Among Tink’s inventions are aircanoes, marvelous steam-powered dirigibles constructed from Everfair’s plentiful resources (rubber, timber, barkcloth, woven baskets), and beautifully wrought brass-and-steel prosthetic hands. Fanciful as these devices may seem, their necessity derives from the grim reality of Everfair’s political landscape: War is a constant, even in utopia. The prosthetics, some of them weaponized, are designed to replace hands chopped off by Leopold’s brutal soldiers and overseers. The aircanoes are used not just for transportation and trade, but for bombing raids and rescue missions.
There are personal and societal conflicts as well. Many of the novel’s central characters engage in domestic, sexual or spiritual unions that couldn’t exist outside of Everfair: biracial, bisexual, polyamorous or spanning great differences in age or religious belief. The passionate and seemingly enduring affair between two women is derailed not by the revelation that one of them is mulatto, but by fear for children from a previous marriage. A pious Christian missionary finds himself the powerful intermediary of an ancient African god.
Shawl, an acclaimed short-story writer and anthologist, dedicates her first novel to the late black feminist author Octavia E. Butler, whose own brilliant speculative legacy lives on in Everfair, a nation ultimately determined by women. It’s a tribute to Shawl’s powerful writing that her intricate, politically and racially charged imaginary world seems as believable — sometimes more believable — than the one we inhabit.

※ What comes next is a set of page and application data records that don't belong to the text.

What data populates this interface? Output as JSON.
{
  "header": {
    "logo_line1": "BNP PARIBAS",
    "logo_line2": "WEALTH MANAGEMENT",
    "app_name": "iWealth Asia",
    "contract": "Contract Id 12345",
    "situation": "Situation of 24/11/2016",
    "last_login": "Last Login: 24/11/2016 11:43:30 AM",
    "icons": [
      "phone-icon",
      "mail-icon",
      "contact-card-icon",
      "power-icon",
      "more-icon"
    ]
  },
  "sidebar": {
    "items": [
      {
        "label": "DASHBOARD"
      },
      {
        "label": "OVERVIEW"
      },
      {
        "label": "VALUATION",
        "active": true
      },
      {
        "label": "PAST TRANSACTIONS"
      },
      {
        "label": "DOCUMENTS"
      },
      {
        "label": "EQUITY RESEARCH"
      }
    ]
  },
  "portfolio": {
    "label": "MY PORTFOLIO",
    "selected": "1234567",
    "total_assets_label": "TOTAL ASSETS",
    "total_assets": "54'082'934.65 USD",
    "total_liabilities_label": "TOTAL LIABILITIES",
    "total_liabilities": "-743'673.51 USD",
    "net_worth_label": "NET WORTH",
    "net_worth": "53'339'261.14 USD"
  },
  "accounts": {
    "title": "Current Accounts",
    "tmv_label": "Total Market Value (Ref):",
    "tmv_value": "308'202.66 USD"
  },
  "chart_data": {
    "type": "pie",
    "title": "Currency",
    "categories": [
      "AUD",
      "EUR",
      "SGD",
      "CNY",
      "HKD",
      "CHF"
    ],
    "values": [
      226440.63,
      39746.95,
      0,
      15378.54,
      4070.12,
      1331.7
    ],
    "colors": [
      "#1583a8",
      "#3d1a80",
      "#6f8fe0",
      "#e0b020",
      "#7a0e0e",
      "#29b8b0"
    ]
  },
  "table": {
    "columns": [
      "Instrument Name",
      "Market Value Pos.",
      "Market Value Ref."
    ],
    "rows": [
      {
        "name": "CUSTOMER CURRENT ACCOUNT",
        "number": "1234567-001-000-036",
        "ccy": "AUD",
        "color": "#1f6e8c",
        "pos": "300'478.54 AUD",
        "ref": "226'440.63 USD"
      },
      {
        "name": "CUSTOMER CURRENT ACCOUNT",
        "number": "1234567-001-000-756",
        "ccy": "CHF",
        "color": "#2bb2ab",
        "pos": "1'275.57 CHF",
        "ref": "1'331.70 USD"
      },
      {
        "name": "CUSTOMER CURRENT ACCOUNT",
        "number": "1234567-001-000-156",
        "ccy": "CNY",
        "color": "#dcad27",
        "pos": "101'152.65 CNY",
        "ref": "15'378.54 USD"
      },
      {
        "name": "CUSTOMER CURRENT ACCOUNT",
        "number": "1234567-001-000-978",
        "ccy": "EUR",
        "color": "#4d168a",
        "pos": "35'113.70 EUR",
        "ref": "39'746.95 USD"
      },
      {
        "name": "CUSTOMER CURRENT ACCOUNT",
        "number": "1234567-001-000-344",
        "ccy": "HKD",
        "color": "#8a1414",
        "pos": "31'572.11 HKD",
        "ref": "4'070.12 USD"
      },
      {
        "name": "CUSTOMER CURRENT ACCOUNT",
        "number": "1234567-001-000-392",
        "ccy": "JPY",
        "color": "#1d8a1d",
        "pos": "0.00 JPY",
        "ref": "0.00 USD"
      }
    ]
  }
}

Elizabeth Hand’s most recent novel is “Hard Light.”
By Nisi Shawl
Tor. 384 pp. $26.99